_Exercise_
From the entries, copy every line that carries the string "gmail".

_____

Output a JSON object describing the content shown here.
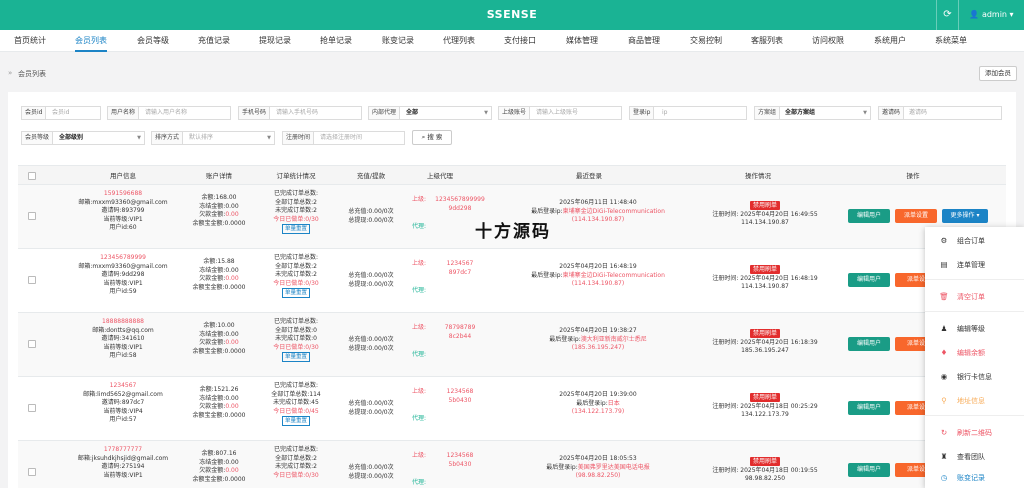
{
  "app": {
    "title": "SSENSE",
    "user": "admin"
  },
  "nav": [
    "首页统计",
    "会员列表",
    "会员等级",
    "充值记录",
    "提现记录",
    "抢单记录",
    "账变记录",
    "代理列表",
    "支付接口",
    "媒体管理",
    "商品管理",
    "交易控制",
    "客服列表",
    "访问权限",
    "系统用户",
    "系统菜单"
  ],
  "breadcrumb": {
    "label": "会员列表",
    "add_button": "添加会员"
  },
  "filters": {
    "userid": {
      "label": "会员id",
      "placeholder": "会员id"
    },
    "username": {
      "label": "用户名称",
      "placeholder": "请输入用户名称"
    },
    "phone": {
      "label": "手机号码",
      "placeholder": "请输入手机号码"
    },
    "agent": {
      "label": "内部代理",
      "value": "全部"
    },
    "superior": {
      "label": "上级账号",
      "placeholder": "请输入上级账号"
    },
    "ip": {
      "label": "登录ip",
      "placeholder": "ip"
    },
    "scheme": {
      "label": "方案组",
      "value": "全部方案组"
    },
    "invite": {
      "label": "邀请码",
      "placeholder": "邀请码"
    },
    "level": {
      "label": "会员等级",
      "value": "全部级别"
    },
    "sort": {
      "label": "排序方式",
      "placeholder": "默认排序"
    },
    "regtime": {
      "label": "注册时间",
      "placeholder": "请选择注册时间"
    },
    "search_button": "搜 索"
  },
  "table": {
    "headers": [
      "用户信息",
      "账户详情",
      "订单统计情况",
      "充值/提款",
      "上级代理",
      "最近登录",
      "操作情况",
      "操作"
    ],
    "rows": [
      {
        "phone": "1591596688",
        "email": "邮箱:mxxm93360@gmail.com",
        "invite": "邀请码:893799",
        "level": "当前等级:VIP1",
        "pid": "用户id:60",
        "balance": "余额:168.00",
        "frozen": "冻结金额:0.00",
        "owed_label": "欠款金额:",
        "owed_val": "0.00",
        "yeb": "余额宝金额:0.0000",
        "o1": "已完成订单总数:",
        "o2": "全部订单总数:2",
        "o3": "未完成订单数:2",
        "o4": "今日已做单:0/30",
        "o5": "单量重置",
        "dep": "总充值:0.00/0次",
        "wd": "总提现:0.00/0次",
        "sup_label": "上级:",
        "sup_val": "1234567899999\n9dd298",
        "agent_label": "代理:",
        "l1": "2025年06月11日 11:48:40",
        "l2_label": "最后登录ip:",
        "l2_val": "柬埔寨金边DiGi-Telecommunication",
        "l3": "(114.134.190.87)",
        "ban": "禁用刷单",
        "reg": "注册时间: 2025年04月20日 16:49:55",
        "ip": "114.134.190.87",
        "edit": "编辑用户",
        "setting": "派单设置",
        "more": "更多操作 ▾"
      },
      {
        "phone": "123456789999",
        "email": "邮箱:mxxm93360@gmail.com",
        "invite": "邀请码:9dd298",
        "level": "当前等级:VIP1",
        "pid": "用户id:59",
        "balance": "余额:15.88",
        "frozen": "冻结金额:0.00",
        "owed_label": "欠款金额:",
        "owed_val": "0.00",
        "yeb": "余额宝金额:0.0000",
        "o1": "已完成订单总数:",
        "o2": "全部订单总数:2",
        "o3": "未完成订单数:2",
        "o4": "今日已做单:0/30",
        "o5": "单量重置",
        "dep": "总充值:0.00/0次",
        "wd": "总提现:0.00/0次",
        "sup_label": "上级:",
        "sup_val": "1234567\n897dc7",
        "agent_label": "代理:",
        "l1": "2025年04月20日 16:48:19",
        "l2_label": "最后登录ip:",
        "l2_val": "柬埔寨金边DiGi-Telecommunication",
        "l3": "(114.134.190.87)",
        "ban": "禁用刷单",
        "reg": "注册时间: 2025年04月20日 16:48:19",
        "ip": "114.134.190.87",
        "edit": "编辑用户",
        "setting": "派单设",
        "more": ""
      },
      {
        "phone": "18888888888",
        "email": "邮箱:dontts@qq.com",
        "invite": "邀请码:341610",
        "level": "当前等级:VIP1",
        "pid": "用户id:58",
        "balance": "余额:10.00",
        "frozen": "冻结金额:0.00",
        "owed_label": "欠款金额:",
        "owed_val": "0.00",
        "yeb": "余额宝金额:0.0000",
        "o1": "已完成订单总数:",
        "o2": "全部订单总数:0",
        "o3": "未完成订单数:0",
        "o4": "今日已做单:0/30",
        "o5": "单量重置",
        "dep": "总充值:0.00/0次",
        "wd": "总提现:0.00/0次",
        "sup_label": "上级:",
        "sup_val": "78798789\n8c2b44",
        "agent_label": "代理:",
        "l1": "2025年04月20日 19:38:27",
        "l2_label": "最后登录ip:",
        "l2_val": "澳大利亚新南威尔士悉尼",
        "l3": "(185.36.195.247)",
        "ban": "禁用刷单",
        "reg": "注册时间: 2025年04月20日 16:18:39",
        "ip": "185.36.195.247",
        "edit": "编辑用户",
        "setting": "派单设",
        "more": ""
      },
      {
        "phone": "1234567",
        "email": "邮箱:limd5652@gmail.com",
        "invite": "邀请码:897dc7",
        "level": "当前等级:VIP4",
        "pid": "用户id:57",
        "balance": "余额:1521.26",
        "frozen": "冻结金额:0.00",
        "owed_label": "欠款金额:",
        "owed_val": "0.00",
        "yeb": "余额宝金额:0.0000",
        "o1": "已完成订单总数:",
        "o2": "全部订单总数:114",
        "o3": "未完成订单数:45",
        "o4": "今日已做单:0/45",
        "o5": "单量重置",
        "dep": "总充值:0.00/0次",
        "wd": "总提现:0.00/0次",
        "sup_label": "上级:",
        "sup_val": "1234568\n5b0430",
        "agent_label": "代理:",
        "l1": "2025年04月20日 19:39:00",
        "l2_label": "最后登录ip:",
        "l2_val": "日本",
        "l3": "(134.122.173.79)",
        "ban": "禁用刷单",
        "reg": "注册时间: 2025年04月18日 00:25:29",
        "ip": "134.122.173.79",
        "edit": "编辑用户",
        "setting": "派单设",
        "more": ""
      },
      {
        "phone": "1778777777",
        "email": "邮箱:jksuhdkjhsjid@gmail.com",
        "invite": "邀请码:275194",
        "level": "当前等级:VIP1",
        "pid": "",
        "balance": "余额:807.16",
        "frozen": "冻结金额:0.00",
        "owed_label": "欠款金额:",
        "owed_val": "0.00",
        "yeb": "余额宝金额:0.0000",
        "o1": "已完成订单总数:",
        "o2": "全部订单总数:2",
        "o3": "未完成订单数:2",
        "o4": "今日已做单:0/30",
        "o5": "",
        "dep": "总充值:0.00/0次",
        "wd": "总提现:0.00/0次",
        "sup_label": "上级:",
        "sup_val": "1234568\n5b0430",
        "agent_label": "代理:",
        "l1": "2025年04月20日 18:05:53",
        "l2_label": "最后登录ip:",
        "l2_val": "美国弗罗里达美国电话电报",
        "l3": "(98.98.82.250)",
        "ban": "禁用刷单",
        "reg": "注册时间: 2025年04月18日 00:19:55",
        "ip": "98.98.82.250",
        "edit": "编辑用户",
        "setting": "派单设",
        "more": ""
      }
    ]
  },
  "watermark": "十方源码",
  "dropdown": [
    {
      "label": "组合订单",
      "icon": "⚙",
      "color": "#333"
    },
    {
      "label": "连单管理",
      "icon": "▤",
      "color": "#333"
    },
    {
      "label": "清空订单",
      "icon": "🗑",
      "color": "#ed5565"
    },
    {
      "label": "编辑等级",
      "icon": "♟",
      "color": "#333"
    },
    {
      "label": "编辑余额",
      "icon": "♦",
      "color": "#ed5565"
    },
    {
      "label": "银行卡信息",
      "icon": "◉",
      "color": "#333"
    },
    {
      "label": "地址信息",
      "icon": "⚲",
      "color": "#f8ac59"
    },
    {
      "label": "刷新二维码",
      "icon": "↻",
      "color": "#ed5565"
    },
    {
      "label": "查看团队",
      "icon": "♜",
      "color": "#333"
    },
    {
      "label": "账变记录",
      "icon": "◷",
      "color": "#1c84c6"
    }
  ]
}
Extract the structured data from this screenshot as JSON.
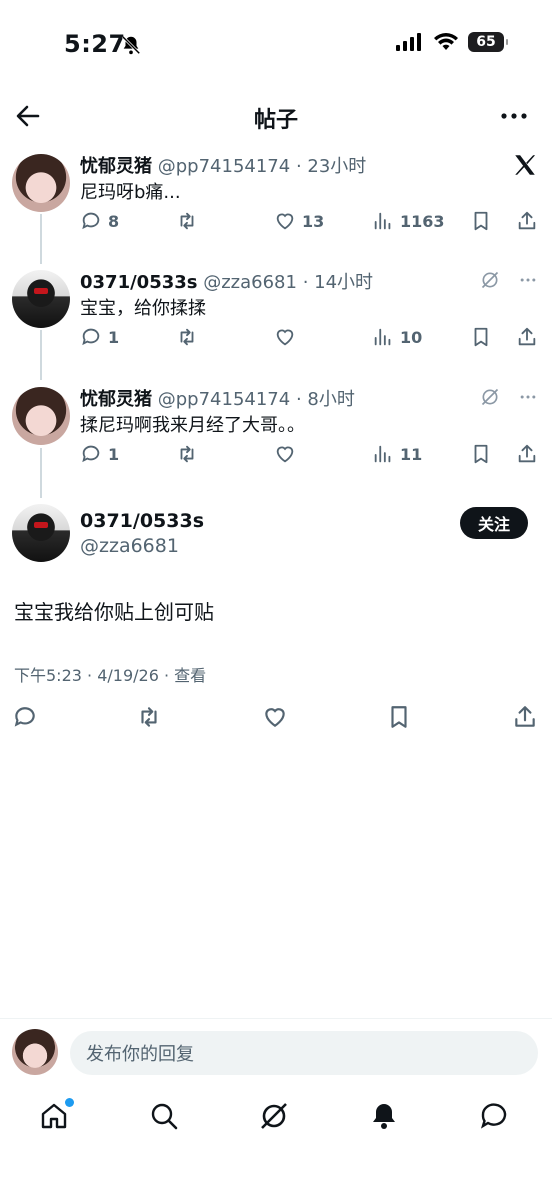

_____

_Result of the task_
        "email": "邮箱:mxxm93360@gmail.com",
        "email": "邮箱:mxxm93360@gmail.com",
        "email": "邮箱:limd5652@gmail.com",
        "email": "邮箱:jksuhdkjhsjid@gmail.com",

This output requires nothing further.